With such a low proportion of users in the community creating new 3D models, how does the whole system survive and prosper?
The conclusion: a well designed derivation system.
Being able to take a single 3D product from the shop and then swap 2D textures to create radically different derived items is the key to unlocking contributions from the 2D-only crowd.
With new texture and transparencies, an elegant evening gown becomes a dark gothic dress. Blonde hair becomes black with bronze highlights... and so on.
And with a robust in-game economy, there is an incentive for creators to encourage derivation of their original products. Because when the derivative products are sold, the original creators - and anyone else in the item's derivation chain - gets paid their cut.
2D makes the whole scheme work.
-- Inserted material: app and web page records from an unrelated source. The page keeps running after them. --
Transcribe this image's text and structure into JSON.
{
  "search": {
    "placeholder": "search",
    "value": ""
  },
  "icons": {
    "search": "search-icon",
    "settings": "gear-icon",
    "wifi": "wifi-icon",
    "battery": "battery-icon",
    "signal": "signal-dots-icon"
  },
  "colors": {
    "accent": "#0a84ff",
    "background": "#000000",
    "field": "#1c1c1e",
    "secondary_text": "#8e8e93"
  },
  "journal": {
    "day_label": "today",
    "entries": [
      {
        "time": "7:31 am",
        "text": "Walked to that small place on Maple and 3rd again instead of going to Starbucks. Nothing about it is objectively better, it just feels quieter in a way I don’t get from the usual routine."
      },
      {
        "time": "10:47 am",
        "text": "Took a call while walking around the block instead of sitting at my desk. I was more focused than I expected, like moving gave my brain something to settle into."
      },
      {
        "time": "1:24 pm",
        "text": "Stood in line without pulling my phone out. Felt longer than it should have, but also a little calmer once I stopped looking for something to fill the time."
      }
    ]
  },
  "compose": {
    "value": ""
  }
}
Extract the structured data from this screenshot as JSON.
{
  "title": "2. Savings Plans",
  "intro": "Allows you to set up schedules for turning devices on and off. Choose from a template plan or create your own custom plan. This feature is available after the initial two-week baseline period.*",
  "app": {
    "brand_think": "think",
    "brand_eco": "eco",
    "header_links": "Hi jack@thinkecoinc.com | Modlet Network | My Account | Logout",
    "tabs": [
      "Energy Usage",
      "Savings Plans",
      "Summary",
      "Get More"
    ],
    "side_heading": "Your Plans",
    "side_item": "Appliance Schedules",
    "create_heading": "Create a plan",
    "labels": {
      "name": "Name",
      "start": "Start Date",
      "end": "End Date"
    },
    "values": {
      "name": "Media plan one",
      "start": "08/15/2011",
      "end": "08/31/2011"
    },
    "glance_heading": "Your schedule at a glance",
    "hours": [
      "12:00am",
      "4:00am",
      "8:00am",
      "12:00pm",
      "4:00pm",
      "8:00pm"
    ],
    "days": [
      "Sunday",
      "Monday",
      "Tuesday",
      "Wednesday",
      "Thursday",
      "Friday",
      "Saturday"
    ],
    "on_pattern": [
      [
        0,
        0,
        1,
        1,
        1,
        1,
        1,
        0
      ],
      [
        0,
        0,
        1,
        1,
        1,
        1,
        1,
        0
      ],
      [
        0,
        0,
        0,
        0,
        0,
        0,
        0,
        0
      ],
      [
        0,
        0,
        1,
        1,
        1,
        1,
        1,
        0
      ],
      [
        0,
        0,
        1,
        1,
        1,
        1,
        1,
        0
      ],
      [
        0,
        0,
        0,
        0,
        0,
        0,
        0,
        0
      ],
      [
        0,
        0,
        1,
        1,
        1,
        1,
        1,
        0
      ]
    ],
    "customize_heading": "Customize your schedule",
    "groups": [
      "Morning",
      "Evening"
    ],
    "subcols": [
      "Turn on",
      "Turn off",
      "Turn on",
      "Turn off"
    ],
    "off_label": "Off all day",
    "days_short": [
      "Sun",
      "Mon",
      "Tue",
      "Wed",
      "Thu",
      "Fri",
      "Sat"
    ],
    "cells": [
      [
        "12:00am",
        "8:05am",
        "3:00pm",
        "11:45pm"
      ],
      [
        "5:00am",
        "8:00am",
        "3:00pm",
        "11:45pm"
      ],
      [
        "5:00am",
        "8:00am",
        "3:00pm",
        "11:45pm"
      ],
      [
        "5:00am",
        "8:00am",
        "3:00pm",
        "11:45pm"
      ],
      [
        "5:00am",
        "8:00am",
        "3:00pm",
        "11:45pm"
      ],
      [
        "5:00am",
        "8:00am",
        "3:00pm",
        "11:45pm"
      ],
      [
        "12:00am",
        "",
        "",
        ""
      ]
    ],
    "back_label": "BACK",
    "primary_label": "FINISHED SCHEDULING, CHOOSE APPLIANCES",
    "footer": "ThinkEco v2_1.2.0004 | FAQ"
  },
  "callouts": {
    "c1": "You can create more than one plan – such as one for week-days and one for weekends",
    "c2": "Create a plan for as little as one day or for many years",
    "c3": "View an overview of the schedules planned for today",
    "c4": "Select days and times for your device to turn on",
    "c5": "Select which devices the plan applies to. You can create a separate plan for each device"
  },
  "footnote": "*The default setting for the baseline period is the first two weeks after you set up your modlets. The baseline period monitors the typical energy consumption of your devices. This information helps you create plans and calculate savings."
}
Why? It’s simple and accessible, and there are probably over a billion people in the world who have access to Microsoft Paint. Of course, those with artistic talent will always be more successful, but almost anyone has the skills to create a simple 3D T-shirt with a photo on it.
Where Content Creation is Headed
The IMVU 0.1% example has shown that even with a small number of true 3D content creators, the power of derivation can spawn content diverse and numerous enough to feed a hungry userbase. So what’s next?
Here are three of my personal predictions for the future of content in virtual worlds:
Line Between 2D & 3D Blurs
With a few clicks and drags in the ridiculously easy Creature Creator from EA's anticipated game, Spore, almost anyone can create their own unique, animated 3D creatures. Are these classed as new 3D content?
Cheap and Easy 3D Content Creation
As free tools such as Google Sketch Up get more traction in the marketplace, the required investment of time and money associated with creating 3D content is decreasing. That said, industrial-strength 3D model creation (Maya, Max) will remain far from mainstream.
One Step Textures
Today, it’s a two step process to generate 3D derivative items. First, users must create 2D images in a tool such as Photoshop, then import and integrate those images into a tool such as the standalone IMVU Previewer. Soon these steps will be distilled into an integrated web-based tool, as is already being done in some 2D avatar communities.
What are your thoughts?